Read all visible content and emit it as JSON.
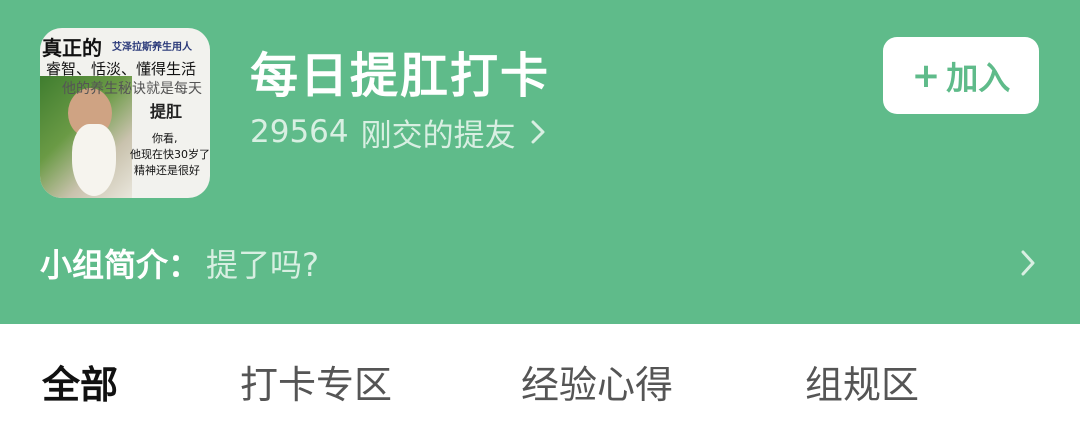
{
  "group": {
    "title": "每日提肛打卡",
    "member_count": "29564",
    "member_label": "刚交的提友",
    "join_label": "加入",
    "join_icon": "+",
    "intro_label": "小组简介：",
    "intro_text": "提了吗?",
    "avatar": {
      "line1": "真正的",
      "line2": "艾泽拉斯养生用人",
      "line3": "睿智、恬淡、懂得生活",
      "line4": "他的养生秘诀就是每天",
      "line5": "提肛",
      "line6": "你看,",
      "line7": "他现在快30岁了",
      "line8": "精神还是很好"
    }
  },
  "tabs": [
    {
      "label": "全部",
      "active": true
    },
    {
      "label": "打卡专区",
      "active": false
    },
    {
      "label": "经验心得",
      "active": false
    },
    {
      "label": "组规区",
      "active": false
    }
  ],
  "colors": {
    "header_bg": "#5fbb8a",
    "accent": "#5fbb8a",
    "subtext": "#d8efe2"
  }
}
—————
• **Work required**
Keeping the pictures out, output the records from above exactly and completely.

• **Exercise answer**
Read all visible content and emit it as JSON.
{
  "group": {
    "title": "每日提肛打卡",
    "member_count": "29564",
    "member_label": "刚交的提友",
    "join_label": "加入",
    "join_icon": "+",
    "intro_label": "小组简介：",
    "intro_text": "提了吗?",
    "avatar": {
      "line1": "真正的",
      "line2": "艾泽拉斯养生用人",
      "line3": "睿智、恬淡、懂得生活",
      "line4": "他的养生秘诀就是每天",
      "line5": "提肛",
      "line6": "你看,",
      "line7": "他现在快30岁了",
      "line8": "精神还是很好"
    }
  },
  "tabs": [
    {
      "label": "全部",
      "active": true
    },
    {
      "label": "打卡专区",
      "active": false
    },
    {
      "label": "经验心得",
      "active": false
    },
    {
      "label": "组规区",
      "active": false
    }
  ],
  "colors": {
    "header_bg": "#5fbb8a",
    "accent": "#5fbb8a",
    "subtext": "#d8efe2"
  }
}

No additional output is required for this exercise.